Cast your vote
You can rate an item by clicking the amount of stars they wish to award to this item.
When enough users have cast their vote on this item, the average rating will also be shown.
Your vote was cast
Thank you for your feedback
Thank you for your feedback
De Sousa, Rita
Duscher, Gerhard Georg
Mihalca, Andrei Daniel
MetadataShow full item record
TitleNeglected vector-borne zoonoses in Europe: Into the wild.
Published inVet Parasitol 2018; 251:17-26

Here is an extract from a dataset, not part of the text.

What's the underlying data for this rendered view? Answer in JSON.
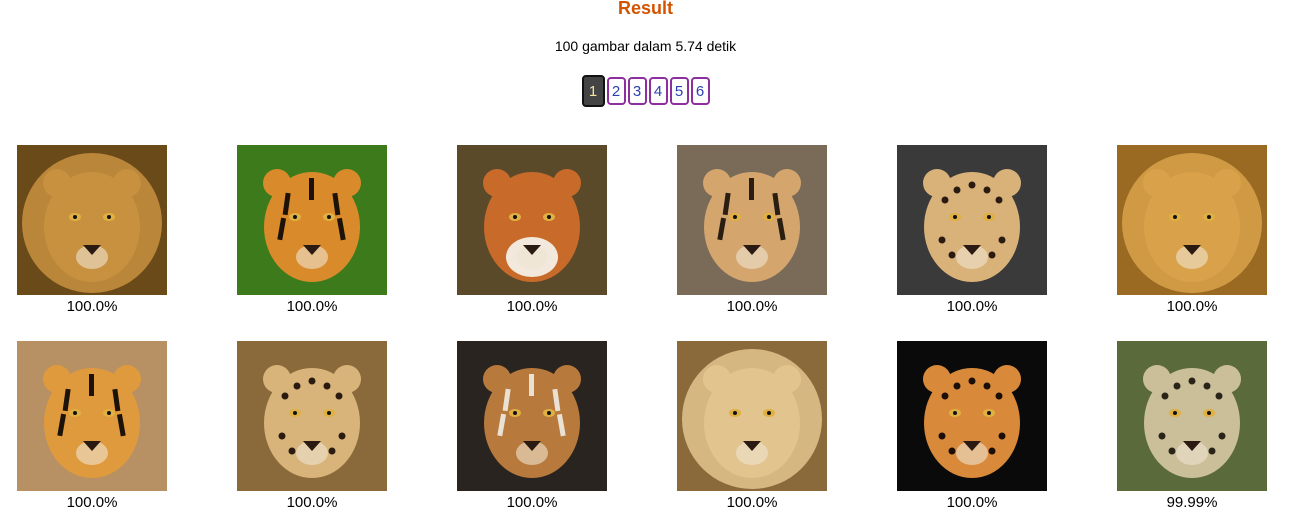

PubliekssamenvattingWild vertebrates are involved in the transmission cycles of numerous pathogens. Additionally, they can affect the abundance of arthropod vectors. Urbanization, landscape and climate changes, and the adaptation of vectors and wildlife to human habitats represent complex and evolving scenarios, which affect the interface of vector, wildlife and human populations, frequently with a consequent increase in zoonotic risk. While considerable attention has focused on these interrelations with regard to certain major vector-borne pathogens such as Borrelia burgdorferi s.l. and tick-borne encephalitis virus, information regarding many other zoonotic pathogens is more dispersed. In this review, we discuss the possible role of wildlife in the maintenance and spread of some of these neglected zoonoses in Europe. We present case studies on the role of rodents in the cycles of Bartonella spp., of wild ungulates in the cycle of Babesia spp., and of various wildlife species in the life cycle of Leishmania infantum, Anaplasma phagocytophilum and Rickettsia spp. These examples highlight the usefulness of surveillance strategies focused on neglected zoonotic agents in wildlife as a source of valuable information for health professionals, nature managers and (local) decision-makers. These benefits could be further enhanced by increased collaboration between researchers and stakeholders across Europe and a more harmonised and coordinated approach for data collection.
- Declines in large wildlife increase landscape-level prevalence of rodent-borne disease in Africa.
- Authors: Young HS, Dirzo R, Helgen KM, McCauley DJ, Billeter SA, Kosoy MY, Osikowicz LM, Salkeld DJ, Young TP, Dittmar K
- Issue date: 2014 May 13
- Zoonotic pathogens in Atlantic Forest wild rodents in Brazil: Bartonella and Coxiella infections.
- Authors: Rozental T, Ferreira MS, Guterres A, Mares-Guia MA, Teixeira BR, Gonçalves J, Bonvicino CR, D'Andrea PS, de Lemos ER
- Issue date: 2017 Apr
- Synanthropic rodents and their ectoparasites as carriers of a novel haemoplasma and vector-borne, zoonotic pathogens indoors.
- Authors: Hornok S, Földvári G, Rigó K, Meli ML, Gönczi E, Répási A, Farkas R, Papp I, Kontschán J, Hofmann-Lehmann R
- Issue date: 2015 Jan 15
- [Babesia microti and Anaplasma phagocytophilum: two emerging zoonotic pathogens in Europe and Hungary].
- Authors: Sréter T, Kálmán D, Sréterné Lancz Z, Széll Z, Egyed L
- Issue date: 2005 Mar 27
- [Tick borne zoonosis: selected clinical and diagnostic aspects].
- Authors: Sambri V, Marangoni A, Storni E, Cavrini F, Moroni A, Sparacino M, Cevenini R
- Issue date: 2004 Jun